- _ACTIVITY_:
For this exercise, write out the full listing that follows exactly and skip its pictures.

- _MATERIAL SUPPLIED_:
+ + +
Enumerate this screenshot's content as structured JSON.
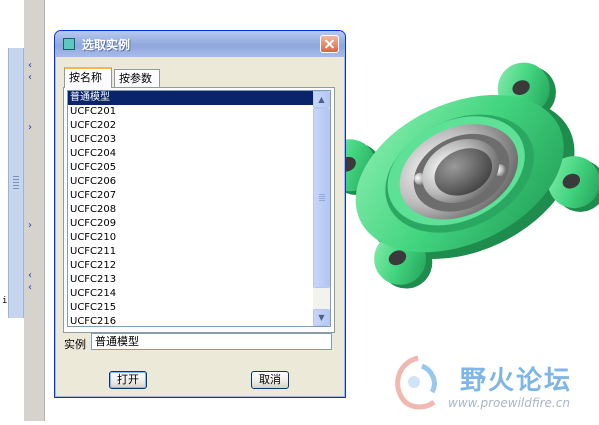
{
  "dialog": {
    "title": "选取实例",
    "tabs": [
      {
        "label": "按名称",
        "active": true
      },
      {
        "label": "按参数",
        "active": false
      }
    ],
    "list_items": [
      "普通模型",
      "UCFC201",
      "UCFC202",
      "UCFC203",
      "UCFC204",
      "UCFC205",
      "UCFC206",
      "UCFC207",
      "UCFC208",
      "UCFC209",
      "UCFC210",
      "UCFC211",
      "UCFC212",
      "UCFC213",
      "UCFC214",
      "UCFC215",
      "UCFC216"
    ],
    "selected_index": 0,
    "instance_label": "实例",
    "instance_value": "普通模型",
    "open_label": "打开",
    "cancel_label": "取消"
  },
  "left_strip_text": "i",
  "watermark": {
    "name": "野火论坛",
    "url": "www.proewildfire.cn"
  },
  "colors": {
    "flange": "#3fd17a",
    "selection": "#0a246a",
    "titlebar": "#8fa7dd"
  }
}
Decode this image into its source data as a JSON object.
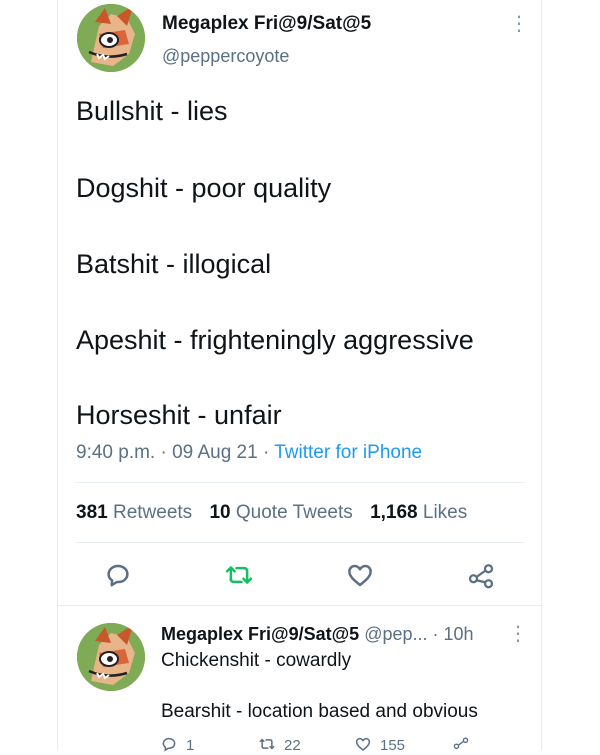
{
  "tweet": {
    "display_name": "Megaplex Fri@9/Sat@5",
    "handle": "@peppercoyote",
    "lines": [
      "Bullshit - lies",
      "Dogshit - poor quality",
      "Batshit - illogical",
      "Apeshit - frighteningly aggressive",
      "Horseshit - unfair"
    ],
    "time": "9:40 p.m.",
    "date": "09 Aug 21",
    "source": "Twitter for iPhone",
    "retweets_count": "381",
    "retweets_label": "Retweets",
    "quotes_count": "10",
    "quotes_label": "Quote Tweets",
    "likes_count": "1,168",
    "likes_label": "Likes"
  },
  "reply": {
    "display_name": "Megaplex Fri@9/Sat@5",
    "handle": "@pep...",
    "age": "10h",
    "line1": "Chickenshit - cowardly",
    "line2": "Bearshit - location based and obvious",
    "reply_count": "1",
    "retweet_count": "22",
    "like_count": "155"
  },
  "icons": [
    "more-icon",
    "reply-icon",
    "retweet-icon",
    "like-icon",
    "share-icon"
  ],
  "colors": {
    "accent": "#1d9bf0",
    "retweet": "#17bf63",
    "muted": "#5b7083",
    "text": "#0f1419"
  }
}
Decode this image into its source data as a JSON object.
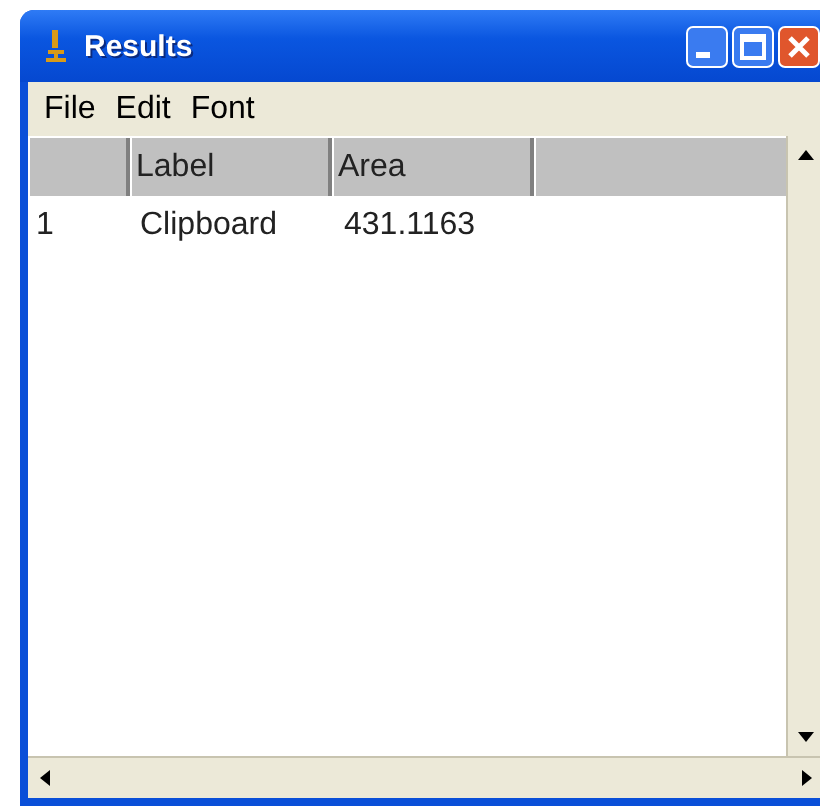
{
  "window": {
    "title": "Results"
  },
  "menu": [
    "File",
    "Edit",
    "Font"
  ],
  "table": {
    "columns": [
      "",
      "Label",
      "Area",
      ""
    ],
    "rows": [
      [
        "1",
        "Clipboard",
        "431.1163"
      ]
    ]
  }
}
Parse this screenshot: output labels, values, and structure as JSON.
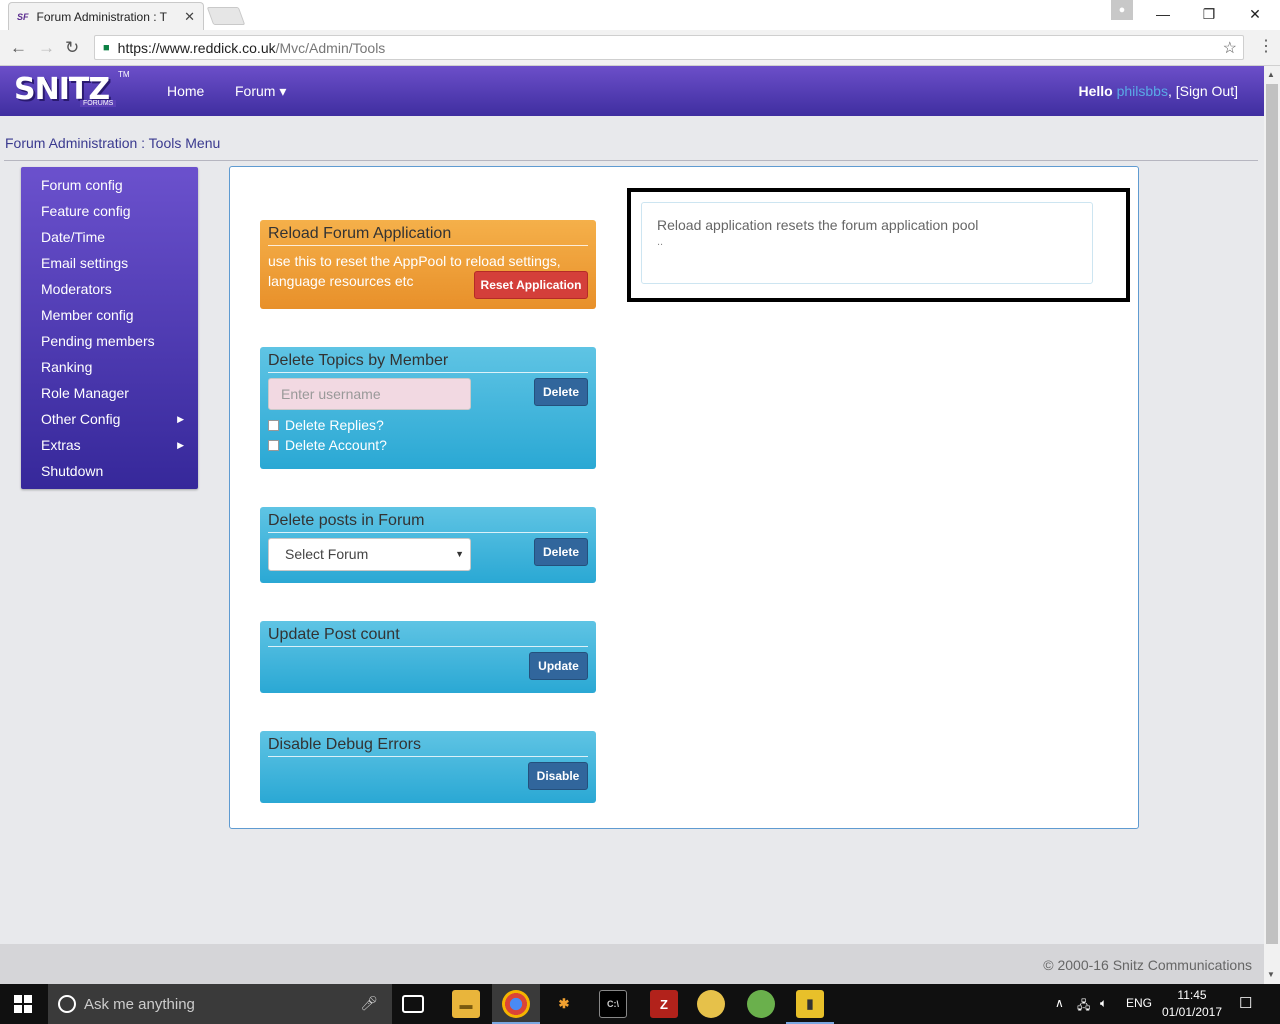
{
  "browser": {
    "tab_title": "Forum Administration : T",
    "tab_favicon": "SF",
    "url_host": "https://www.reddick.co.uk",
    "url_path": "/Mvc/Admin/Tools"
  },
  "navbar": {
    "logo_text": "SNITZ",
    "logo_sub": "FORUMS",
    "logo_tm": "TM",
    "links": [
      "Home",
      "Forum ▾"
    ],
    "hello_prefix": "Hello ",
    "username": "philsbbs",
    "signout": ", [Sign Out]"
  },
  "breadcrumb": "Forum Administration : Tools Menu",
  "sidebar": {
    "items": [
      {
        "label": "Forum config"
      },
      {
        "label": "Feature config"
      },
      {
        "label": "Date/Time"
      },
      {
        "label": "Email settings"
      },
      {
        "label": "Moderators"
      },
      {
        "label": "Member config"
      },
      {
        "label": "Pending members"
      },
      {
        "label": "Ranking"
      },
      {
        "label": "Role Manager"
      },
      {
        "label": "Other Config"
      },
      {
        "label": "Extras"
      },
      {
        "label": "Shutdown"
      }
    ]
  },
  "cards": {
    "reload": {
      "title": "Reload Forum Application",
      "desc": "use this to reset the AppPool to reload settings, language resources etc",
      "button": "Reset Application"
    },
    "delete_topics": {
      "title": "Delete Topics by Member",
      "placeholder": "Enter username",
      "button": "Delete",
      "check_replies": "Delete Replies?",
      "check_account": "Delete Account?"
    },
    "delete_posts": {
      "title": "Delete posts in Forum",
      "select_value": "Select Forum",
      "button": "Delete"
    },
    "update_count": {
      "title": "Update Post count",
      "button": "Update"
    },
    "debug": {
      "title": "Disable Debug Errors",
      "button": "Disable"
    }
  },
  "info": {
    "text": "Reload application resets the forum application pool",
    "dots": ".."
  },
  "footer": "© 2000-16 Snitz Communications",
  "taskbar": {
    "search_placeholder": "Ask me anything",
    "lang": "ENG",
    "time": "11:45",
    "date": "01/01/2017"
  },
  "colors": {
    "navbar": "#4b37b0",
    "card_orange": "#ef9f37",
    "card_blue": "#3bb3dc",
    "button_red": "#d43f3a",
    "button_blue": "#31669c"
  }
}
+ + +
- _EXERCISE ANSWER_:
Enumerate this screenshot's content as structured JSON.
{
  "dialog": {
    "title": "选取实例",
    "tabs": [
      {
        "label": "按名称",
        "active": true
      },
      {
        "label": "按参数",
        "active": false
      }
    ],
    "list_items": [
      "普通模型",
      "UCFC201",
      "UCFC202",
      "UCFC203",
      "UCFC204",
      "UCFC205",
      "UCFC206",
      "UCFC207",
      "UCFC208",
      "UCFC209",
      "UCFC210",
      "UCFC211",
      "UCFC212",
      "UCFC213",
      "UCFC214",
      "UCFC215",
      "UCFC216"
    ],
    "selected_index": 0,
    "instance_label": "实例",
    "instance_value": "普通模型",
    "open_label": "打开",
    "cancel_label": "取消"
  },
  "left_strip_text": "i",
  "watermark": {
    "name": "野火论坛",
    "url": "www.proewildfire.cn"
  },
  "colors": {
    "flange": "#3fd17a",
    "selection": "#0a246a",
    "titlebar": "#8fa7dd"
  }
}
Decode this image into its source data as a JSON object.
{
  "tweet": {
    "display_name": "Megaplex Fri@9/Sat@5",
    "handle": "@peppercoyote",
    "lines": [
      "Bullshit - lies",
      "Dogshit - poor quality",
      "Batshit - illogical",
      "Apeshit - frighteningly aggressive",
      "Horseshit - unfair"
    ],
    "time": "9:40 p.m.",
    "date": "09 Aug 21",
    "source": "Twitter for iPhone",
    "retweets_count": "381",
    "retweets_label": "Retweets",
    "quotes_count": "10",
    "quotes_label": "Quote Tweets",
    "likes_count": "1,168",
    "likes_label": "Likes"
  },
  "reply": {
    "display_name": "Megaplex Fri@9/Sat@5",
    "handle": "@pep...",
    "age": "10h",
    "line1": "Chickenshit - cowardly",
    "line2": "Bearshit - location based and obvious",
    "reply_count": "1",
    "retweet_count": "22",
    "like_count": "155"
  },
  "icons": [
    "more-icon",
    "reply-icon",
    "retweet-icon",
    "like-icon",
    "share-icon"
  ],
  "colors": {
    "accent": "#1d9bf0",
    "retweet": "#17bf63",
    "muted": "#5b7083",
    "text": "#0f1419"
  }
}
Decode this image into its source data as a JSON object.
{
  "window": {
    "title": "Results"
  },
  "menu": [
    "File",
    "Edit",
    "Font"
  ],
  "table": {
    "columns": [
      "",
      "Label",
      "Area",
      ""
    ],
    "rows": [
      [
        "1",
        "Clipboard",
        "431.1163"
      ]
    ]
  }
}
Parse this screenshot: output labels, values, and structure as JSON.
{
  "browser": {
    "tab_title": "Forum Administration : T",
    "tab_favicon": "SF",
    "url_host": "https://www.reddick.co.uk",
    "url_path": "/Mvc/Admin/Tools"
  },
  "navbar": {
    "logo_text": "SNITZ",
    "logo_sub": "FORUMS",
    "logo_tm": "TM",
    "links": [
      "Home",
      "Forum ▾"
    ],
    "hello_prefix": "Hello ",
    "username": "philsbbs",
    "signout": ", [Sign Out]"
  },
  "breadcrumb": "Forum Administration : Tools Menu",
  "sidebar": {
    "items": [
      {
        "label": "Forum config"
      },
      {
        "label": "Feature config"
      },
      {
        "label": "Date/Time"
      },
      {
        "label": "Email settings"
      },
      {
        "label": "Moderators"
      },
      {
        "label": "Member config"
      },
      {
        "label": "Pending members"
      },
      {
        "label": "Ranking"
      },
      {
        "label": "Role Manager"
      },
      {
        "label": "Other Config"
      },
      {
        "label": "Extras"
      },
      {
        "label": "Shutdown"
      }
    ]
  },
  "cards": {
    "reload": {
      "title": "Reload Forum Application",
      "desc": "use this to reset the AppPool to reload settings, language resources etc",
      "button": "Reset Application"
    },
    "delete_topics": {
      "title": "Delete Topics by Member",
      "placeholder": "Enter username",
      "button": "Delete",
      "check_replies": "Delete Replies?",
      "check_account": "Delete Account?"
    },
    "delete_posts": {
      "title": "Delete posts in Forum",
      "select_value": "Select Forum",
      "button": "Delete"
    },
    "update_count": {
      "title": "Update Post count",
      "button": "Update"
    },
    "debug": {
      "title": "Disable Debug Errors",
      "button": "Disable"
    }
  },
  "info": {
    "text": "Reload application resets the forum application pool",
    "dots": ".."
  },
  "footer": "© 2000-16 Snitz Communications",
  "taskbar": {
    "search_placeholder": "Ask me anything",
    "lang": "ENG",
    "time": "11:45",
    "date": "01/01/2017"
  },
  "colors": {
    "navbar": "#4b37b0",
    "card_orange": "#ef9f37",
    "card_blue": "#3bb3dc",
    "button_red": "#d43f3a",
    "button_blue": "#31669c"
  }
}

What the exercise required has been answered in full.